(Items from an interface collection)
++++

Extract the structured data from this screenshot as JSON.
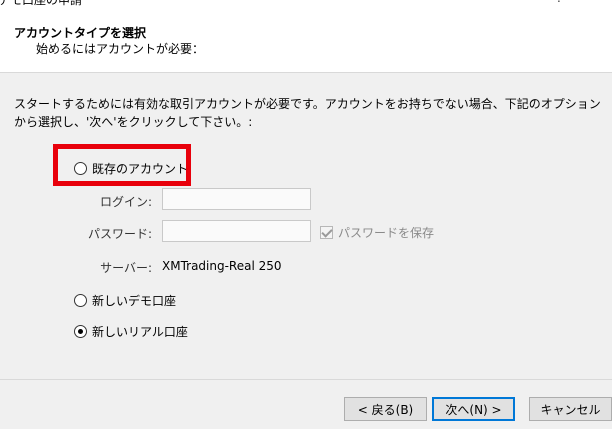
{
  "window": {
    "title_fragment": "デモ口座の申請",
    "corner_fragment": "?"
  },
  "header": {
    "heading": "アカウントタイプを選択",
    "subheading": "始めるにはアカウントが必要："
  },
  "instruction": "スタートするためには有効な取引アカウントが必要です。アカウントをお持ちでない場合、下記のオプションから選択し、'次へ'をクリックして下さい。:",
  "options": {
    "existing_account": {
      "label": "既存のアカウント",
      "selected": false
    },
    "new_demo": {
      "label": "新しいデモ口座",
      "selected": false
    },
    "new_real": {
      "label": "新しいリアル口座",
      "selected": true
    }
  },
  "login_form": {
    "login_label": "ログイン:",
    "login_value": "",
    "password_label": "パスワード:",
    "password_value": "",
    "save_password_label": "パスワードを保存",
    "save_password_checked": true,
    "server_label": "サーバー:",
    "server_value": "XMTrading-Real 250"
  },
  "buttons": {
    "back": "< 戻る(B)",
    "next": "次へ(N) >",
    "cancel": "キャンセル"
  },
  "colors": {
    "highlight": "#e8000b",
    "primary_border": "#0078d7"
  }
}
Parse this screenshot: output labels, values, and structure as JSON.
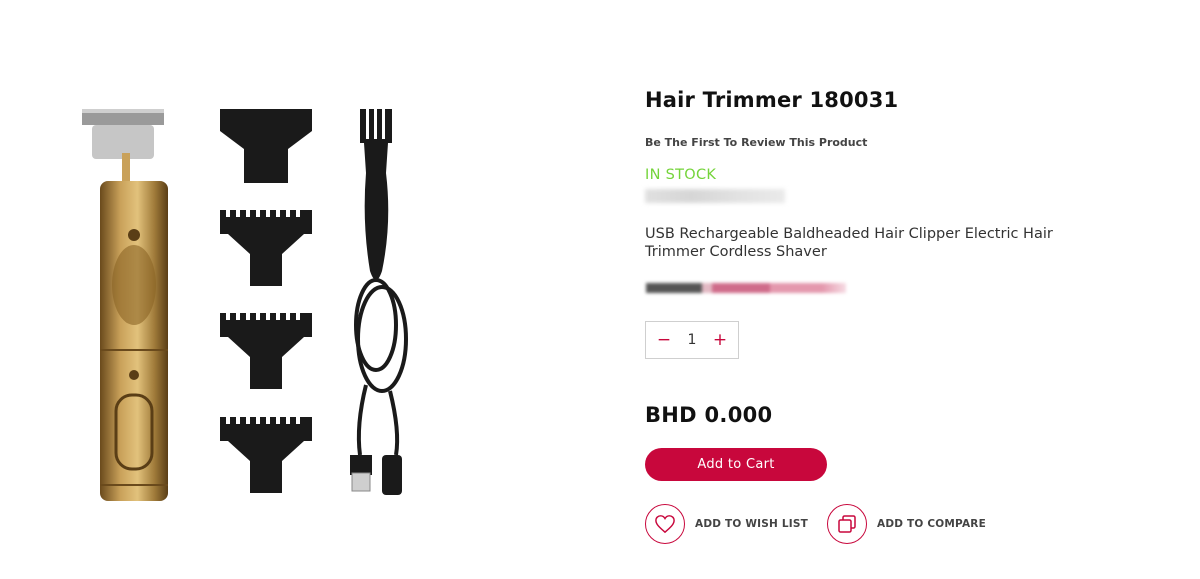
{
  "product": {
    "title": "Hair Trimmer 180031",
    "review_link": "Be The First To Review This Product",
    "stock_status": "IN STOCK",
    "description": "USB Rechargeable Baldheaded Hair Clipper Electric Hair Trimmer Cordless Shaver",
    "price": "BHD 0.000"
  },
  "quantity": {
    "decrement": "−",
    "value": "1",
    "increment": "+"
  },
  "actions": {
    "add_to_cart": "Add to Cart",
    "wishlist": "ADD TO WISH LIST",
    "compare": "ADD TO COMPARE"
  },
  "icons": {
    "wishlist": "heart-icon",
    "compare": "compare-icon"
  },
  "colors": {
    "accent": "#c8073c",
    "in_stock": "#74d43a"
  }
}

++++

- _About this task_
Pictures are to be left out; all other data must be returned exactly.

- _Reply to the task_
Extract the structured data from this screenshot as JSON.
{
  "window": {
    "title_fragment": "デモ口座の申請",
    "corner_fragment": "?"
  },
  "header": {
    "heading": "アカウントタイプを選択",
    "subheading": "始めるにはアカウントが必要："
  },
  "instruction": "スタートするためには有効な取引アカウントが必要です。アカウントをお持ちでない場合、下記のオプションから選択し、'次へ'をクリックして下さい。:",
  "options": {
    "existing_account": {
      "label": "既存のアカウント",
      "selected": false
    },
    "new_demo": {
      "label": "新しいデモ口座",
      "selected": false
    },
    "new_real": {
      "label": "新しいリアル口座",
      "selected": true
    }
  },
  "login_form": {
    "login_label": "ログイン:",
    "login_value": "",
    "password_label": "パスワード:",
    "password_value": "",
    "save_password_label": "パスワードを保存",
    "save_password_checked": true,
    "server_label": "サーバー:",
    "server_value": "XMTrading-Real 250"
  },
  "buttons": {
    "back": "< 戻る(B)",
    "next": "次へ(N) >",
    "cancel": "キャンセル"
  },
  "colors": {
    "highlight": "#e8000b",
    "primary_border": "#0078d7"
  }
}
Parse this screenshot: output labels, values, and structure as JSON.
{
  "product": {
    "title": "Hair Trimmer 180031",
    "review_link": "Be The First To Review This Product",
    "stock_status": "IN STOCK",
    "description": "USB Rechargeable Baldheaded Hair Clipper Electric Hair Trimmer Cordless Shaver",
    "price": "BHD 0.000"
  },
  "quantity": {
    "decrement": "−",
    "value": "1",
    "increment": "+"
  },
  "actions": {
    "add_to_cart": "Add to Cart",
    "wishlist": "ADD TO WISH LIST",
    "compare": "ADD TO COMPARE"
  },
  "icons": {
    "wishlist": "heart-icon",
    "compare": "compare-icon"
  },
  "colors": {
    "accent": "#c8073c",
    "in_stock": "#74d43a"
  }
}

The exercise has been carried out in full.